Let me begin with a small criticism of my back-asswards (as Bruce would say) country, who still believes the imperial system for numbering everything is the way to go. What are you thinking, America? You should just spend the one billion dollars or whatever it is you think it will cost, repaint the signs, republish the textbooks, and convert! Can we please begin to admit that the metric system is superior, that Centigrade makes more sense than Fahrenheit, and that a 24-hour clock is actually a much more logical way to arrange meeting times?

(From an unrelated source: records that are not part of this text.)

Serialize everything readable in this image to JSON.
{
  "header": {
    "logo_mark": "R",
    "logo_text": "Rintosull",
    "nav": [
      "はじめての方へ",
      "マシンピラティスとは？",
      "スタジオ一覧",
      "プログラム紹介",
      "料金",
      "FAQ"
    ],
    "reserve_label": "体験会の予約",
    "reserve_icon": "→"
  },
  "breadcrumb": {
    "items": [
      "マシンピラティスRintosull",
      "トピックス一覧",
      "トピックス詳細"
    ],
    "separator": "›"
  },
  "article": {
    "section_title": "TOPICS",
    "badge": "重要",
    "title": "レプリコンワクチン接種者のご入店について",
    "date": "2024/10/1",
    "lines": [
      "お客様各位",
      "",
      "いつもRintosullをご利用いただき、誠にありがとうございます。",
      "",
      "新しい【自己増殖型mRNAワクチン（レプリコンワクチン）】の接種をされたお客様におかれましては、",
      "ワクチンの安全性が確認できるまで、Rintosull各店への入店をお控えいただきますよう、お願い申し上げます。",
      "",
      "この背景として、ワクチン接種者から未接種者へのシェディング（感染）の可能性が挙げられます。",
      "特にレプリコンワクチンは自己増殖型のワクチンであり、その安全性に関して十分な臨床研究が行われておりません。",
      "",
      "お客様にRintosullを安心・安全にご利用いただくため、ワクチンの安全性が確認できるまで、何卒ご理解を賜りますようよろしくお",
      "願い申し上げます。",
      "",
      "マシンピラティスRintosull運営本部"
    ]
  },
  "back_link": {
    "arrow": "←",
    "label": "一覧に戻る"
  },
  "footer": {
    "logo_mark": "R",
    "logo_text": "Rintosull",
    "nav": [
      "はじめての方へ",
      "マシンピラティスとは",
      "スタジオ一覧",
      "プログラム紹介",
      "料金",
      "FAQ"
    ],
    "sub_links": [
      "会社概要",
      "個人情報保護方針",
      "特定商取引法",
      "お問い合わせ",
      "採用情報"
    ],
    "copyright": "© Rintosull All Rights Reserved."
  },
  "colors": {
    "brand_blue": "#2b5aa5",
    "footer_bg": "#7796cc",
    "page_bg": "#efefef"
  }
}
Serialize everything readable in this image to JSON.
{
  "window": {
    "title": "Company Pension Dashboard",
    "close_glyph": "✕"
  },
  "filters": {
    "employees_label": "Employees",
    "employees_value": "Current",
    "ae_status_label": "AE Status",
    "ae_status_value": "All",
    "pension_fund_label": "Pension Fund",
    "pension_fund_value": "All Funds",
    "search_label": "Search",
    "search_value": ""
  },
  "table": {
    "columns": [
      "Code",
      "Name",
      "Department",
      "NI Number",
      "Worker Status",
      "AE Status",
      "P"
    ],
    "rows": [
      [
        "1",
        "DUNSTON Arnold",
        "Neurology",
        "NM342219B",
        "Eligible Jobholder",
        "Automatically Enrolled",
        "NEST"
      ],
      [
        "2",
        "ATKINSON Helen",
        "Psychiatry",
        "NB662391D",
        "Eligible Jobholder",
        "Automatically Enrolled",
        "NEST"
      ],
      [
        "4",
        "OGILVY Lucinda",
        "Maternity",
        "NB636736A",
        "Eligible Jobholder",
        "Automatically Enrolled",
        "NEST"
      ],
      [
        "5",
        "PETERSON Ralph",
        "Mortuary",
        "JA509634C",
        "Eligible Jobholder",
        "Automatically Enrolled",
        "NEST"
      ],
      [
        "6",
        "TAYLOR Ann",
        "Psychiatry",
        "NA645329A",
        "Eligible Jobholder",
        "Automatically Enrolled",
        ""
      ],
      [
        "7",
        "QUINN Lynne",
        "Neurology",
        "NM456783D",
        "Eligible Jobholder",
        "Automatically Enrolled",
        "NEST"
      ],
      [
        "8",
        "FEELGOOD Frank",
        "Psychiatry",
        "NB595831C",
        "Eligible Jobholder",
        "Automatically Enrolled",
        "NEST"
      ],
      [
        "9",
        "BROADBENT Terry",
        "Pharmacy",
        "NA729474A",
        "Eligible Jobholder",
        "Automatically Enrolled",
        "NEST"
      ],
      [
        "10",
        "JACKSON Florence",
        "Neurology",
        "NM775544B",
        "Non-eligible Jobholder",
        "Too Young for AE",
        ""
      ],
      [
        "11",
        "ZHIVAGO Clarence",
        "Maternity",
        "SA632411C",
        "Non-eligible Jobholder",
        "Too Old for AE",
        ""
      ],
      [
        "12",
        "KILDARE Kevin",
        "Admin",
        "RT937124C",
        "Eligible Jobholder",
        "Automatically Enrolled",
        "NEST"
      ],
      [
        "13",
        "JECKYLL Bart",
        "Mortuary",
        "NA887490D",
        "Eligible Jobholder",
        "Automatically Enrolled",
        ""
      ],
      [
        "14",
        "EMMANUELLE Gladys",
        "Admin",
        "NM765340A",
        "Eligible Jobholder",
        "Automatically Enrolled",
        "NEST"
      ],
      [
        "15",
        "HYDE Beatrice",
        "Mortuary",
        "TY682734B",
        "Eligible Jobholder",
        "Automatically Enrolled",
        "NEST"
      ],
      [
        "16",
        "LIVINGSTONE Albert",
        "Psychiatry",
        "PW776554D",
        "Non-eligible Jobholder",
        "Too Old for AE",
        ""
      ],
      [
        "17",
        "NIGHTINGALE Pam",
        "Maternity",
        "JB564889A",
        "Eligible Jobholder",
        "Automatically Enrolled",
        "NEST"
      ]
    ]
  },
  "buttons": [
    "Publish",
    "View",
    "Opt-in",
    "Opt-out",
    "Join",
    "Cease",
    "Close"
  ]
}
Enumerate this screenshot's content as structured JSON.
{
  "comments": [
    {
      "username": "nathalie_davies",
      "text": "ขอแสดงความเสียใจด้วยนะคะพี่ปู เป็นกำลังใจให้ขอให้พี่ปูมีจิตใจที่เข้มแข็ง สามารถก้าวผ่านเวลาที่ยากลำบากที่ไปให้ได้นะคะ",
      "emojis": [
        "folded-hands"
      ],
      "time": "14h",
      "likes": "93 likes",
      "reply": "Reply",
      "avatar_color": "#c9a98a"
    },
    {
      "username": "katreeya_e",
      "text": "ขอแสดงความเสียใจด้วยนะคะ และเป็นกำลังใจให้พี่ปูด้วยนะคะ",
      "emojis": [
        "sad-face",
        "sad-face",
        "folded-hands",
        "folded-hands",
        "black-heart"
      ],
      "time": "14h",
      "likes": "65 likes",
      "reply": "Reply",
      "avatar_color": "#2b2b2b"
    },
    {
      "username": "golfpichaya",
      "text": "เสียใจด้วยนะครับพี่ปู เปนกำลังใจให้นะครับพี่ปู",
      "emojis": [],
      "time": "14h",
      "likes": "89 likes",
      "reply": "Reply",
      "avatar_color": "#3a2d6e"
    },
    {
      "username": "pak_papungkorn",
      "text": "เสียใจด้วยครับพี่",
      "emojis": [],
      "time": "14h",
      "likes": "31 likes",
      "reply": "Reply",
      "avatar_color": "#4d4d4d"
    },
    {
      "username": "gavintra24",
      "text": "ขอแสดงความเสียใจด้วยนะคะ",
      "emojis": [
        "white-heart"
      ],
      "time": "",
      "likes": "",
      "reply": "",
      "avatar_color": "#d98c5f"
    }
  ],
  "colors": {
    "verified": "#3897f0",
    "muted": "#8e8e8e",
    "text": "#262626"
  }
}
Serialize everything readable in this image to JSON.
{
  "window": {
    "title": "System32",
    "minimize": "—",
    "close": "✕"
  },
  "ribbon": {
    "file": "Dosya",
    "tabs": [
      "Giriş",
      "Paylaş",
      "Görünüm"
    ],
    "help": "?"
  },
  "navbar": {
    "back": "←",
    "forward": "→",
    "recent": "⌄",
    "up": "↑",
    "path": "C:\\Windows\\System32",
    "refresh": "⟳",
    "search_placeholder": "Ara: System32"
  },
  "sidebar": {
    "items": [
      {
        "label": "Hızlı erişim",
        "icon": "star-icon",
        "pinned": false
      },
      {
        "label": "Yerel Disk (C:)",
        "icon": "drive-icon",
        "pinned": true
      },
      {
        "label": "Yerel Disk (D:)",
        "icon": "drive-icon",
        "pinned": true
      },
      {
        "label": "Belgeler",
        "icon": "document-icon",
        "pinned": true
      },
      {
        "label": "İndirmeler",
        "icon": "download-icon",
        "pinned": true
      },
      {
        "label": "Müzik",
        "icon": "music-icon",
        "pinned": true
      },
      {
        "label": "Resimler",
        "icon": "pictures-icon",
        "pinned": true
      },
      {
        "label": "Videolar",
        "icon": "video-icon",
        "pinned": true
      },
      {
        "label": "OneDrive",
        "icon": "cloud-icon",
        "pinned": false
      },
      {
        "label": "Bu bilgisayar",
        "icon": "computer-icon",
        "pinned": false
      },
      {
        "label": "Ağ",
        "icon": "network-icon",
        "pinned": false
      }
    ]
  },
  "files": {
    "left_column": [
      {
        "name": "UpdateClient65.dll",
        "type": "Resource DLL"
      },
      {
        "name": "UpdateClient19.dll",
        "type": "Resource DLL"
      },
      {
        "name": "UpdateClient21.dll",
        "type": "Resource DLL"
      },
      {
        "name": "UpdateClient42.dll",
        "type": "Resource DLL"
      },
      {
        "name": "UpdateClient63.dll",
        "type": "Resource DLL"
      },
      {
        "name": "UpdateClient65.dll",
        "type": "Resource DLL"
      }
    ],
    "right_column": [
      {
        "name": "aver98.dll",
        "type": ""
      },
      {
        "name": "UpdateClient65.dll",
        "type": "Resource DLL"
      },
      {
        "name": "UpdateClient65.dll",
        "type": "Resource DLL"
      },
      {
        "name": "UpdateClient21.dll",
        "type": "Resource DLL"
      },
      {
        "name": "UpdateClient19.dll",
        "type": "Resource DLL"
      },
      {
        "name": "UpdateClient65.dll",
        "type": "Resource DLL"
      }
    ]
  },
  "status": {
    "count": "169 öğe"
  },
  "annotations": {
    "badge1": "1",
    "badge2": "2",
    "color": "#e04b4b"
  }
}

So I haven’t only had to learn that calamares muy fresco, when spoken proudly by a waitress as their premiere menu item, actually means squid with the head still on and the ink sac still intact, so when you cut into it everything is coated in black goo that adds to the slimy appeal (this isn’t my beautifully ringed calamari!), I’ve had to learn that 1.6 kilometers equals a mile, that one kilogram is equivalent to two pounds, that 14,000 feet (when trying to explain Colorado’s famous Fourteeners) equals 4267 meters, that 16:30 is 4:30 p.m., that 1.50€ for a liter of gas is equivalent 6€ for a gallon, that every time I spend 1€ it’s like spending $1.30, and that 38 degrees is TOO DAMN HOT.
Oh, and the buildings? The ones I put into my maps program which was working perfectly on Google Maps Application on my iPhone and now works like shit since I stupidly upgraded to iOS version FUCK OFF, I’M NOT IN ALICANTE? Their numbers are mysteriously etched in glass above doorways along streets whose names I have mostly memorized, because without my amazing Google Maps (how I miss you!), I would never know the names of the streets–there are random signs posted on buildings of proud owners who once spent the money, buildings not updated for years to the extent that I have had three, yes three, hometown Spaniards step out of cars or ask as they’re walking, “Can you tell me which street this is?” (I would like to add that the Spanish vocabulary for this question is well within my realm, and thanks to an accurate map program and a somewhat photographic memory, I have been able to respond appropriately all three times).
Now that I know how to navigate the complex systems of communication that exists between continents, I think, perhaps, it is time for me to learn what Spanish TV is all about… but wait… it’s 22:43, and the kilometers between here and where I need to be are heavier than a kilo of plums, the only fruit whose 0.99€/kilo price will fit into our limited basket of needs. My numbers, like my words, are running short.